Task item: List all the lines in these records that hold "операторы".

Data to use:
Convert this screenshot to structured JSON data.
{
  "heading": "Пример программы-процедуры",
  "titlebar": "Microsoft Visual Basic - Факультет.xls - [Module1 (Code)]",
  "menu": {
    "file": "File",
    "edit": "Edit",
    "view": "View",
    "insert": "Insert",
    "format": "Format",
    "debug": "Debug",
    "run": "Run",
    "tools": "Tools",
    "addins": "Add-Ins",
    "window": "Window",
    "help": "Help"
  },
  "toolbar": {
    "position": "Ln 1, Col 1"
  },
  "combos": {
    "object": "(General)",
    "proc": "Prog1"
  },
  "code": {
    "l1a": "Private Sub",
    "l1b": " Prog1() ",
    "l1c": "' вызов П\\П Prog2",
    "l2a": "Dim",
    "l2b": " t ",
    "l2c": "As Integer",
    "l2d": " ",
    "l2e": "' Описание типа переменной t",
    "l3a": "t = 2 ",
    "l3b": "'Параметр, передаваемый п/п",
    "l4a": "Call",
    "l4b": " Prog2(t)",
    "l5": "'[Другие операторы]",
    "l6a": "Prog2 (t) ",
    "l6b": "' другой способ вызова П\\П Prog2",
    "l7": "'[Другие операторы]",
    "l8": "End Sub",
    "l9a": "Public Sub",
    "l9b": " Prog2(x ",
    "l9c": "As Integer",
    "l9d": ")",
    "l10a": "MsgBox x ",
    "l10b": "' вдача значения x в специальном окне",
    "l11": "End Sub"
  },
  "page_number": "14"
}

Answer space:
    "l5": "'[Другие операторы]",
    "l7": "'[Другие операторы]",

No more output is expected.